Just wanted to thank you for the great book signing…my two granddaughters couldn’t stop talking about you…they said they never met an artist of a book before.  Both were talking about taking it to school and letting the teacher read there book to the class.  Both are avid readers but talked all about their time at the book signing all the way back to Atco.  I have a degree in art therapy and have been oil painting for 30 years.  I have tried to do watercolors but,  I have not been successful…I can look at your illustration’s and admire there beauty…just wanted to say thanks soooo much…all those children had a wonderful day…and ME too!

Dorene Szeker


It is a great privilege to introduce to you this evening, artist, educator, and children’s book illustrator, E.B. Lewis. A graduate of Temple University’s Tyler School of Art, E.B. Lewis is a fine artist, whose considerable talents are a gift to the world of children’s books. Among his many recognitions, Lewis has been honored with the Coretta Scott King Illustrator Award, the Caldecott Honor Medal, and the Orbis Pictus Award for Outstanding Nonfiction for Children. His work has been described by reviewers as: extraordinarily accomplished, authentic, luminous, unforgettable, eye-catching, evocative, and exquisite.

Bringing his experiences as an educator to his work in illustration, Mr. Lewis respects and understands his child audience. Well known for illustrating books that explore the complexity of our social histories, E.B. Lewis is thorough with his research and meticulous with his process. His ability to interpret the human experience allows his illustrations to work fluidly across different periods in history, depicting them with poignancy and depth for young readers.

Many of the books Mr. Lewis has illustrated offer a narrative of the African American experience.

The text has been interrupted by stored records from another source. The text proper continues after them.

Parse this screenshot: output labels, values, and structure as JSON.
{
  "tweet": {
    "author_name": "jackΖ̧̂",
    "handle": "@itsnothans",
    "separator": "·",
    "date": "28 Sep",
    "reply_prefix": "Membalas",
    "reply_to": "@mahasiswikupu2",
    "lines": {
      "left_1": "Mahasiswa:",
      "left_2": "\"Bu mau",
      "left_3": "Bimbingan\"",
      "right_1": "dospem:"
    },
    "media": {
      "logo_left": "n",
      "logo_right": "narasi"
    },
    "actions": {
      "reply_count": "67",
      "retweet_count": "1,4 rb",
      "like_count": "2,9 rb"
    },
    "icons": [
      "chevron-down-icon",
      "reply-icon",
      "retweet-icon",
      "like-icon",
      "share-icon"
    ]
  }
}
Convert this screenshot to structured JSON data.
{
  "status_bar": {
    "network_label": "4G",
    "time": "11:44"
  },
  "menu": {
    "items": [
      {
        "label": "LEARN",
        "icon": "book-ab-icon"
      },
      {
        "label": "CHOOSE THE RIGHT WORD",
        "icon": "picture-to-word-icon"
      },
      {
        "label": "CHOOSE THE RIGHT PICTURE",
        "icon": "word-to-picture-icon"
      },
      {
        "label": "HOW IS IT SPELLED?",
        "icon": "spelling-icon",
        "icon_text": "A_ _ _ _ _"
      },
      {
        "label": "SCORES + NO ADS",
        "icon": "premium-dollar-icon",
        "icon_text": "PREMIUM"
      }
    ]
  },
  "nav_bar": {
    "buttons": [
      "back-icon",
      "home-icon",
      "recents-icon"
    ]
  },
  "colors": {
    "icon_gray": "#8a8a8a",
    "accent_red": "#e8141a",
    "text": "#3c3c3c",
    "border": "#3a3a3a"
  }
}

Titles such as Margot Theis Raven’s The Circle Unbroken: The Story of a Basket and its People, Hester Bass’s Seeds of Freedom: The Peaceful Integration of Huntsville Alabama, and most recently, Susan E. Goodman’s The First Step: How One Girl Put Segregation on Trial make a vital contribution to the body of children’s literature, telling the stories not found in history textbooks.

But what truly distinguishes E.B. Lewis’s work is his ability to use the medium of watercolor to evoke emotional response across picture book genres. In Coming on Home Soon, a work of historical fiction, written by Jacqueline Woodson and set during World War II, readers instantly relate to the constancy of longing while missing an absent loved one. In Each Kindness, a contemporary realistic fiction title, also by Jacqueline Woodson, readers experience a different kind of longing, the regret a young girl feels, as she reflects on compassion unoffered to a now absent classmate. In Trouper, a book written by Meg Kearney in the first person voice of a rescue dog, E.B. Lewis allows the reader to experience the pure exuberant joy that even a three legged Labrador Retriever finds in the chase and the embrace of his boy companion. In Hester Bass’s The Secret World of Walter Anderson, an award winning nonfiction picture book, Mr. Lewis explores the quiet joy of solitude and concentrated focus experienced by an artist who paints the natural world. In diverse settings, through diverse characters, and embedded in diverse experiences, E.B. Lewis offers us his lens on the landscape of human emotions. As we, as a society, work toward greater inclusivity and connection, this perspective on our common humanity is truly a powerful offering. – Erika Thulin Dawes, Ed.D. Associate Professor of Language and Literacy, Lesley University